WORK INSTRUCTION: Copy all entries verbatim and keep any pictures out of the copy.

==== RECORD EXCERPTS ====

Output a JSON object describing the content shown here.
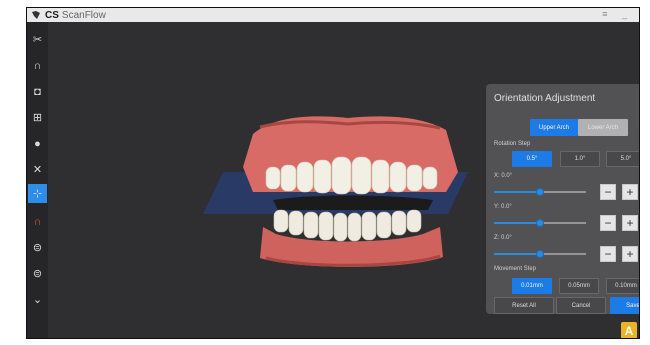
{
  "app": {
    "brand": "CS",
    "name": "ScanFlow",
    "window_controls": "≡ _"
  },
  "toolbar": [
    {
      "name": "trim-tool-icon",
      "glyph": "✂"
    },
    {
      "name": "arch-icon",
      "glyph": "∩"
    },
    {
      "name": "view-box-icon",
      "glyph": "◘"
    },
    {
      "name": "tooth-tag-icon",
      "glyph": "⊞"
    },
    {
      "name": "shade-sphere-icon",
      "glyph": "●"
    },
    {
      "name": "tools-cross-icon",
      "glyph": "✕"
    },
    {
      "name": "orientation-axes-icon",
      "glyph": "⊹"
    },
    {
      "name": "arch-outline-icon",
      "glyph": "∩"
    },
    {
      "name": "bite-upper-icon",
      "glyph": "⊜"
    },
    {
      "name": "bite-lower-icon",
      "glyph": "⊜"
    },
    {
      "name": "collapse-icon",
      "glyph": "⌄"
    }
  ],
  "panel": {
    "title": "Orientation Adjustment",
    "close_glyph": ">",
    "arch_tabs": [
      {
        "label": "Upper Arch",
        "selected": true
      },
      {
        "label": "Lower Arch",
        "selected": false
      }
    ],
    "rotation_step_label": "Rotation Step",
    "rotation_steps": [
      {
        "label": "0.5°",
        "selected": true
      },
      {
        "label": "1.0°",
        "selected": false
      },
      {
        "label": "5.0°",
        "selected": false
      }
    ],
    "axes": [
      {
        "label": "X:  0.0°",
        "level": 0.5
      },
      {
        "label": "Y:  0.0°",
        "level": 0.5
      },
      {
        "label": "Z:  0.0°",
        "level": 0.5
      }
    ],
    "minus_glyph": "−",
    "plus_glyph": "+",
    "undo_glyph": "U",
    "movement_step_label": "Movement Step",
    "movement_steps": [
      {
        "label": "0.01mm",
        "selected": true
      },
      {
        "label": "0.05mm",
        "selected": false
      },
      {
        "label": "0.10mm",
        "selected": false
      }
    ],
    "actions": {
      "reset": "Reset All",
      "cancel": "Cancel",
      "save": "Save"
    }
  },
  "badge": "A",
  "colors": {
    "accent": "#2c8ee8",
    "panel_bg": "#545456",
    "viewport_bg": "#2f2f31"
  }
}
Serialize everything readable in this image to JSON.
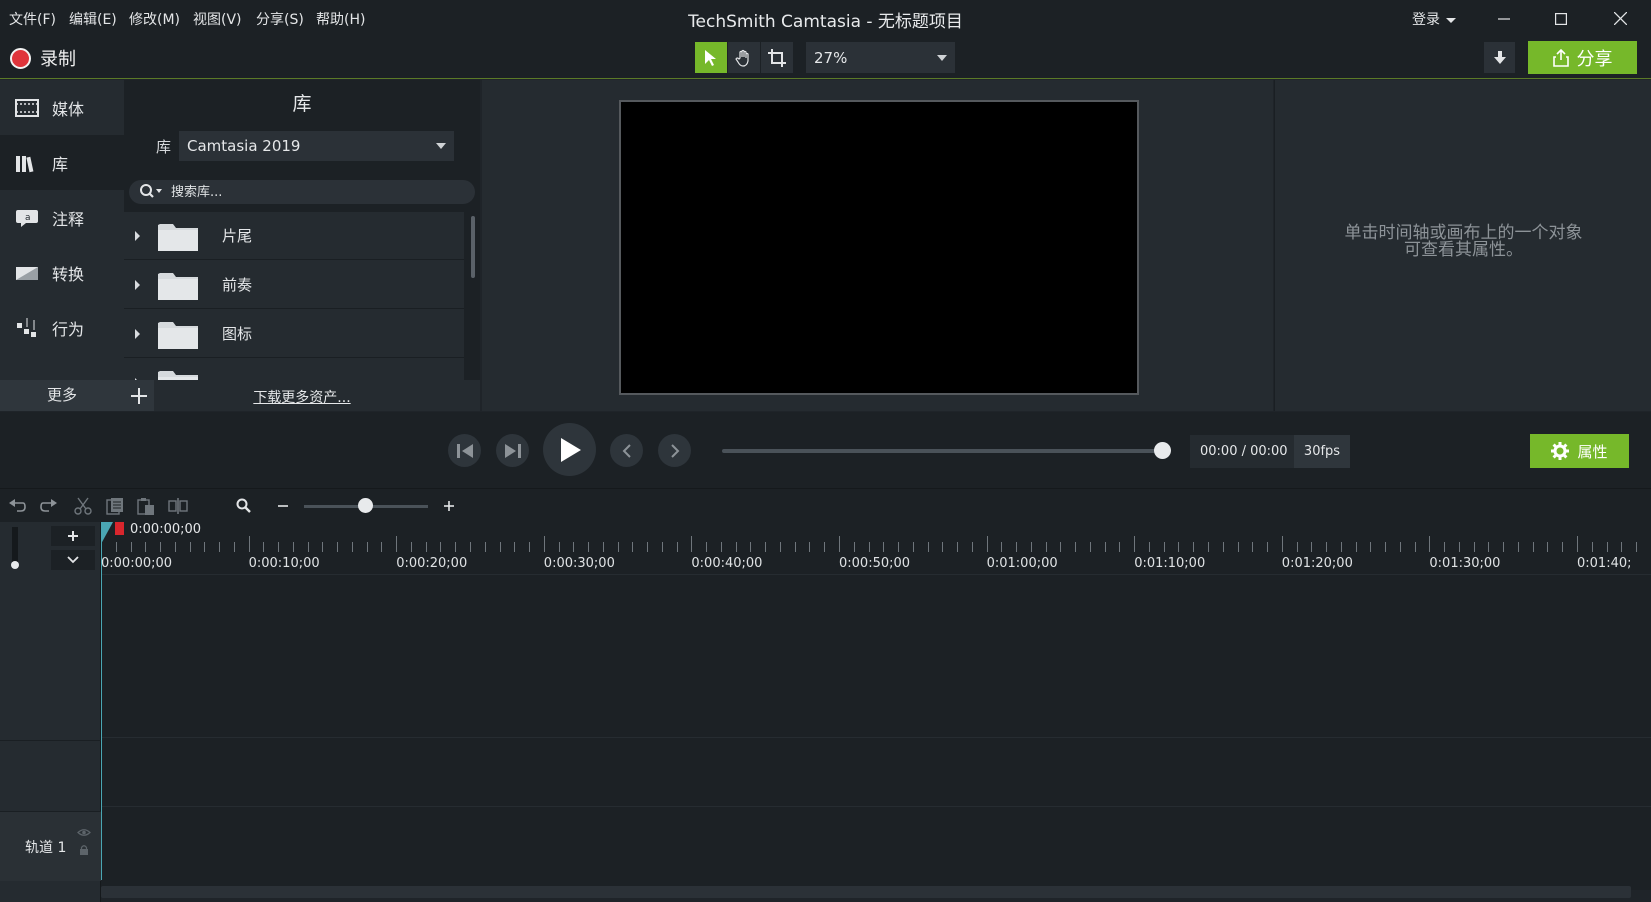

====

COMPLETED EXERCISE:
Output a JSON object describing the content shown here.
{
  "app": {
    "brand": "CS",
    "name": "ScanFlow",
    "window_controls": "≡ _"
  },
  "toolbar": [
    {
      "name": "trim-tool-icon",
      "glyph": "✂"
    },
    {
      "name": "arch-icon",
      "glyph": "∩"
    },
    {
      "name": "view-box-icon",
      "glyph": "◘"
    },
    {
      "name": "tooth-tag-icon",
      "glyph": "⊞"
    },
    {
      "name": "shade-sphere-icon",
      "glyph": "●"
    },
    {
      "name": "tools-cross-icon",
      "glyph": "✕"
    },
    {
      "name": "orientation-axes-icon",
      "glyph": "⊹"
    },
    {
      "name": "arch-outline-icon",
      "glyph": "∩"
    },
    {
      "name": "bite-upper-icon",
      "glyph": "⊜"
    },
    {
      "name": "bite-lower-icon",
      "glyph": "⊜"
    },
    {
      "name": "collapse-icon",
      "glyph": "⌄"
    }
  ],
  "panel": {
    "title": "Orientation Adjustment",
    "close_glyph": ">",
    "arch_tabs": [
      {
        "label": "Upper Arch",
        "selected": true
      },
      {
        "label": "Lower Arch",
        "selected": false
      }
    ],
    "rotation_step_label": "Rotation Step",
    "rotation_steps": [
      {
        "label": "0.5°",
        "selected": true
      },
      {
        "label": "1.0°",
        "selected": false
      },
      {
        "label": "5.0°",
        "selected": false
      }
    ],
    "axes": [
      {
        "label": "X:  0.0°",
        "level": 0.5
      },
      {
        "label": "Y:  0.0°",
        "level": 0.5
      },
      {
        "label": "Z:  0.0°",
        "level": 0.5
      }
    ],
    "minus_glyph": "−",
    "plus_glyph": "+",
    "undo_glyph": "U",
    "movement_step_label": "Movement Step",
    "movement_steps": [
      {
        "label": "0.01mm",
        "selected": true
      },
      {
        "label": "0.05mm",
        "selected": false
      },
      {
        "label": "0.10mm",
        "selected": false
      }
    ],
    "actions": {
      "reset": "Reset All",
      "cancel": "Cancel",
      "save": "Save"
    }
  },
  "badge": "A",
  "colors": {
    "accent": "#2c8ee8",
    "panel_bg": "#545456",
    "viewport_bg": "#2f2f31"
  }
}
Serialize everything readable in this image to JSON.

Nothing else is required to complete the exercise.